Vail Valley Voices: Field house is eco-friendly |

Vail Valley Voices: Field house is eco-friendly

Michael Glass
Vail, CO Colorado

VAIL, Colorado –Although it seems like it’s risen in the Vail Valley in just weeks, the Western Eagle County Metropolitan Recreation District Field House at Edwards is more than just the big box and large roof visible from Interstate 70. As WECMRD prepares for opening in December, the field house will serve as home for hun-dreds of new programs, activities and events.

The primary intent of the 2003-04 citizens’ committee was to determine the most needed indoor recreation amenities in the Edwards area. Indoor soccer was the clear No. 1 need, and the WECMRD Field House will feature one of the top indoor soccer fields in Colorado.

The turf will be home to youth, teen, adult and co-ed leagues as well as tournaments, clinics, soccer learning academies and the new WECMRD Freedom FC, our flagship adult indoor soccer league team. But soccer isn’t the only sport that will enjoy the state-of-the-art field; lacrosse, flag football, Ultimate Fris-bee and an entirely new activity, arena softball, will share time under the 57,000-square-foot space.

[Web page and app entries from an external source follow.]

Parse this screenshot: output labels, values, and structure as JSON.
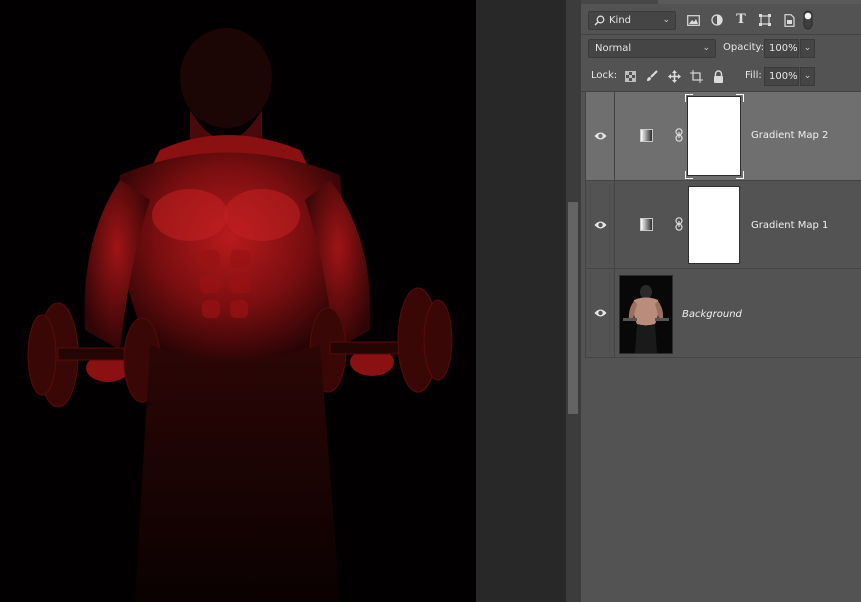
{
  "filter": {
    "kind_label": "Kind"
  },
  "blend": {
    "mode": "Normal",
    "opacity_label": "Opacity:",
    "opacity_value": "100%"
  },
  "lock": {
    "label": "Lock:",
    "fill_label": "Fill:",
    "fill_value": "100%"
  },
  "layers": [
    {
      "name": "Gradient Map 2",
      "visible": true,
      "selected": true
    },
    {
      "name": "Gradient Map 1",
      "visible": true,
      "selected": false
    },
    {
      "name": "Background",
      "visible": true,
      "selected": false
    }
  ],
  "colors": {
    "accent_red": "#c0161a",
    "panel_bg": "#535353",
    "selected_row": "#6f6f6f",
    "canvas_bg": "#020000"
  },
  "icons": [
    "search-icon",
    "image-filter-icon",
    "adjustment-filter-icon",
    "type-filter-icon",
    "shape-filter-icon",
    "smart-object-filter-icon",
    "filter-toggle-icon",
    "lock-transparent-icon",
    "lock-brush-icon",
    "lock-move-icon",
    "lock-artboard-icon",
    "lock-all-icon",
    "eye-icon",
    "gradient-map-icon",
    "chain-link-icon"
  ]
}
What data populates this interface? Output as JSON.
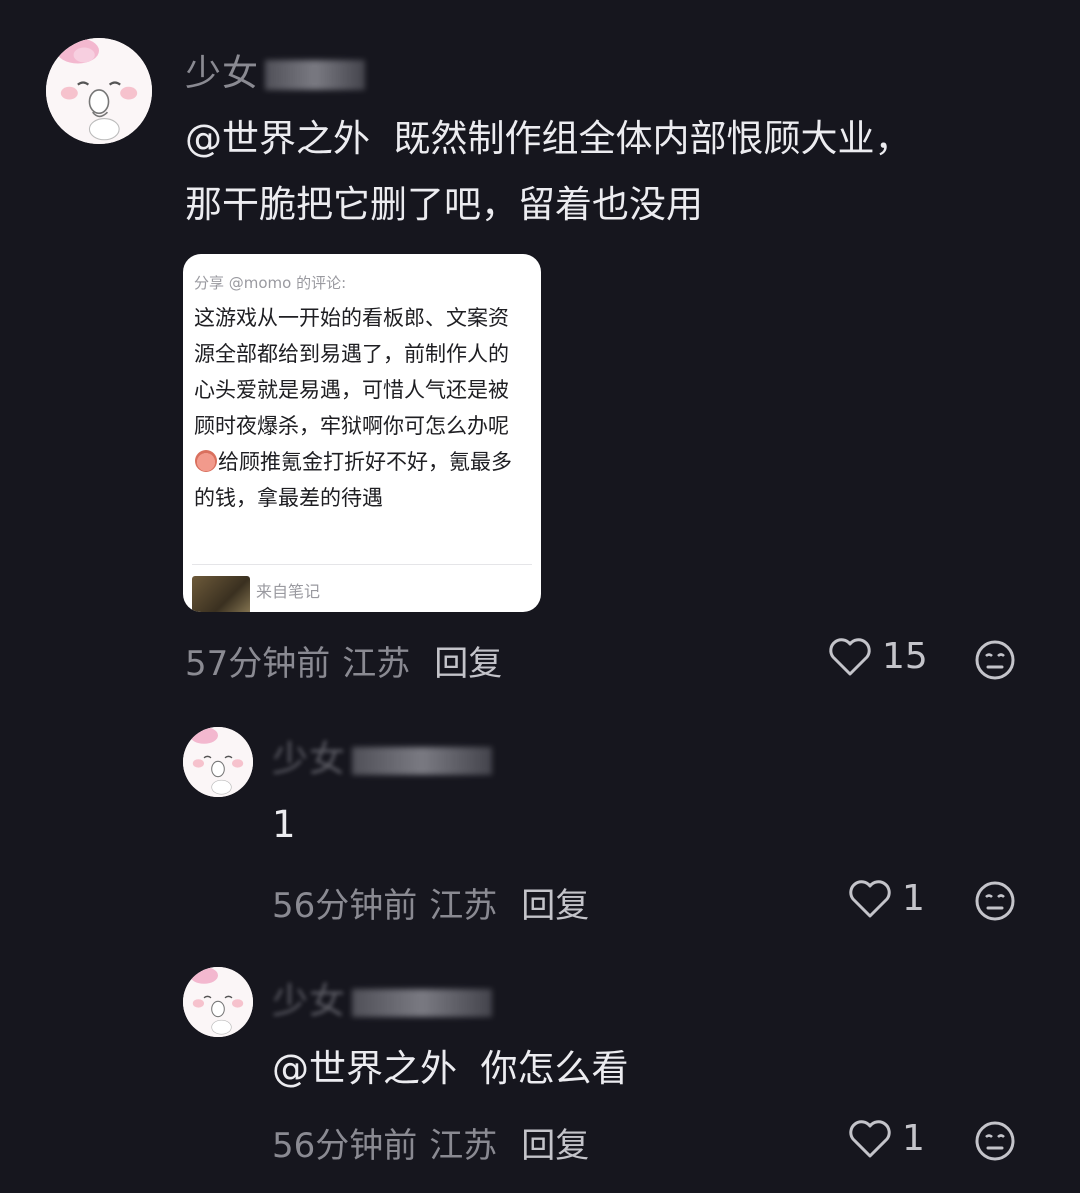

The WECMRD Field House at Edwards also will bring recreational opportuni-ties for basketball, vol-leyball, dodge ball, gym-nastics, climbing and more. The design of the field house was carefully managed to allow for maximum use and ver-satility. So, while most people will visit to play, many more will come for community meetings, trade shows, special events, tournaments, birthday parties and oth-er gatherings.

Beyond the myriad activities offered at the field house, though, are some carefully selected mechanical and design elements that make the field house an environmentally friendly structure. The field house is the first large building constructed under the Eco-Build guidelines of Eagle County. Our construction team took this challenge as an opportunity to explore new systems to reduce the energy costs for the building and sup-port new eco-friendly efforts. Among the many innovative ideas used were: • Beetle kill wood paneling.

• A sunflower-seed- based display board for energy-savings information.

• Human dynamo exercise bikes that generate electricity as riders pedal.

• A passive solar wall for preheating incoming air.

• A 20-kilowatt photovoltaic elec-tricity generating roof system.

• Energy recovery ventilation to maximize the reuse of heated air.

• No air conditioning in the main activity building.

• Infrared heating for maximum efficiency.

• Super- insulated wall and roof panels.

One highly visible feature of the WECMRD Field House is the light-col-ored roof. The color was selected for its energy-efficient properties and is called a “cool roof,” referring to the use of highly reflective and emissive mate-rials. The field house roof’s parchment color was selected in accordance with the design standards of the Miller Ranch Design Review Committee, achieving maximum energy efficiency while retaining the important color coordi-nation required for structures in the area. You’ll see the difference with the Sheriff’s Office, community room and office area, where a darker roof was utilized over the air-conditioned space. The choice of high-er solar reflectivity was particularly impor-tant for our building given that convention-al roofs can be 55 degrees to 85 degrees hot-ter than the air on any given day, while cool roofs tend to stay within 10 degrees to 20 degrees of the background temperature … and anyone can tell you playing soccer in 80 degrees to 90 degrees is far different than attempting the same in 120 degrees!

Equally important are the annual savings we’ll see by using these technologies. For example, a California study found that cool roofs provide an average yearly net savings of almost 50 cents per square foot. This sav-ings, along with those from the other ener-gy- saving components we used, resulted in a projected 50 percent reduction in the annual utility costs for the building. That’s $40,000 that can be used to deliver more programs, provide for ongoing mainte-nance and keep the field house fees afford-able. The WECMRD board of directors is proud that the field house not only exceed-ed the minimum standards of Eco-Build but has projected a point total of more than 100 – hopefully resulting in a bonus incentive. Come December, I invite you to join the fun at the new WECMRD Field House at Edwards and take a minute to watch the interactive energy savings display, read about the energy-efficiency systems and appreciate the energy-efficiency efforts introduced in the field house. At the WECMRD Field House at Edwards, good things, in this case, come in big packages!

– Michael Glass is chairman of the WECMRD board of directors

Support Local Journalism